Yeah. Let me, let me, let me start resisting it right now. I liked your warm-up sounds great, man.
Awesome, man. Well, thank you so much, man, for digging through all this for us, this, I think if anyone was to implement even just one or two of the things that we may have talked about, they would, they would see a, they would see some crazy differences. Right?
I think so. Yeah. I think so. And I hope I helped. I really do. And I appreciate you giving me the time again.
Yeah, man. So what would you like a coach or athlete to take away from this? How do you want them to kind of implement some of this stuff?
Patients trust belief and never being in a rush. And I don't mean, you know, my philosophy on the athletes rushing to be the best. That's a whole different topic and that's a whole different timeline. I meant in the middle of the movement, I guess I would summarize and say, do not let the fight do not let the resistance be mistaken for a failure. Don't mean they struggle means I fail at all. It's kind of part of the game, anticipate the struggle and you might find more success than failure.
Awesome, man. Well, two things that I would love to point people to one is the cues and corrections book that you wrote. That's something I refer back to very often and it goes even more into detail than kind of what we touched on today and kind of talks about every situation really that could happen. And the second thing is on your Instagram page, you have a ton of error, correction, and coaching tip videos that are very useful as well. You know, they're short 15, 32nd clips that I think people could get a lot of value out of.

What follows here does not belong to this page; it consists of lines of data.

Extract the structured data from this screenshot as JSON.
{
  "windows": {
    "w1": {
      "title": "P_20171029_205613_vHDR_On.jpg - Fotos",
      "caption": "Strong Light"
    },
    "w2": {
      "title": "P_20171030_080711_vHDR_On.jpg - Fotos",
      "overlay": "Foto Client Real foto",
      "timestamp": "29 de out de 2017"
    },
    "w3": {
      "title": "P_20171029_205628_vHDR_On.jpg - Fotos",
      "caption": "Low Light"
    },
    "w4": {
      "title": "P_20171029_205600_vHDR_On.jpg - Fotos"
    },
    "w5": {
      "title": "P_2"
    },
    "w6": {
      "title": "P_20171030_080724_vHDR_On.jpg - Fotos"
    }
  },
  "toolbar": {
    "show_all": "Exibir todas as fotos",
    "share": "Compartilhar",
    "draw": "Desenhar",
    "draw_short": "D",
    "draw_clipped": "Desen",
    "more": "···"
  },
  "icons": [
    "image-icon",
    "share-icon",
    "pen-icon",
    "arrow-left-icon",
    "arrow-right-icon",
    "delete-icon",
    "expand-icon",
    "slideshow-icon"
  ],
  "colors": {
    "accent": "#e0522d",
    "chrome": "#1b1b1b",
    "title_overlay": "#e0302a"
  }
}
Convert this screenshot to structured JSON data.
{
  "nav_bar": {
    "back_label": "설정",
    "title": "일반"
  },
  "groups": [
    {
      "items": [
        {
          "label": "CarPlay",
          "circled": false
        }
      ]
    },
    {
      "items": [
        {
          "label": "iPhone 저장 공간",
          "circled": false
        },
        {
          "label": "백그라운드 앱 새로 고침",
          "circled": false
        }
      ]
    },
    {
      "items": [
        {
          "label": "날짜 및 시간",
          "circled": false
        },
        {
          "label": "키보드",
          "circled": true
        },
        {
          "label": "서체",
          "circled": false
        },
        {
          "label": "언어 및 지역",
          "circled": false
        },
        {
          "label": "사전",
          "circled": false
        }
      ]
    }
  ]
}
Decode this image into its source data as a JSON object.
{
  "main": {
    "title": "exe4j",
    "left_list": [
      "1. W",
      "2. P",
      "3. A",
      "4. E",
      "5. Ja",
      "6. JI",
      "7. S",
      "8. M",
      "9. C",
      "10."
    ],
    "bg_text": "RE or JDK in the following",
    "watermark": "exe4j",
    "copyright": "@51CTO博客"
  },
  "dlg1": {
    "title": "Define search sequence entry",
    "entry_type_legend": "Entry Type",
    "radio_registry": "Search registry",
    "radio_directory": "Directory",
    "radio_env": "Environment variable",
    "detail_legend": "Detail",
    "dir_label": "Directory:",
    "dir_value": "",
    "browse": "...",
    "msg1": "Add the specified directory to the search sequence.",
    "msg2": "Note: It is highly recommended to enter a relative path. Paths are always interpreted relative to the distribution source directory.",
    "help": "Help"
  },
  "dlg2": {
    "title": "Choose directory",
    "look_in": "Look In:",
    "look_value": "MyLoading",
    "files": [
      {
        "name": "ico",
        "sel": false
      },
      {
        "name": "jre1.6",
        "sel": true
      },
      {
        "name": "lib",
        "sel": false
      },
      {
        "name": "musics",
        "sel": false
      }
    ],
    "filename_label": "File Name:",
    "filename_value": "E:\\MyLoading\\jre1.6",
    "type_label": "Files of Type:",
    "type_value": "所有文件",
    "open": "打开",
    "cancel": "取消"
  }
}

Yeah. Yeah. Thank you. So the book is Olympic weightlifting, queues and corrections. You'll find it on Amazon or directly from the publisher cattle, catalysts, athletics. And as far as my website, it's only concepts.com and yeah. Have ton of videos that I post for free that I don't charge for them. They're, they're available. I just believe in communicating with coaches and I think they're great tips. I'm very proud of them. None of them are more than a minute to two minutes long. The majority are only 30 seconds. Cause I believe in, look, this is a snatch. Here's where you're at. This is what I think you should do. Give it a shot, go by done. I just, I know for a fact that if I really did long hours to rather, I should say, I just think I would lose the attention span of these people some right. Right.
All right, man. Well, once again, thank you so much. And I'll talk to you soon. Thank you. Thank you so much for listening guys. I know you're probably driving right now. You're probably eating, cooking, working out. You're doing something else, but make sure you head over to the airborne mind.com, check out some of the free coaching videos, warmups guides, checklists, all the things that you can use to make the best use out of your training time. If you enjoy this episode, please leave a review on iTunes and let me know what you think I love hearing from you guys. And it would really help me out so I can continue creating awesome stuff for you. And remember the greatest compliment you can give is by sharing it with somebody else who might enjoy it or somewhere on the web. So once again, thank you so much for being a listener and supporting the show until next time.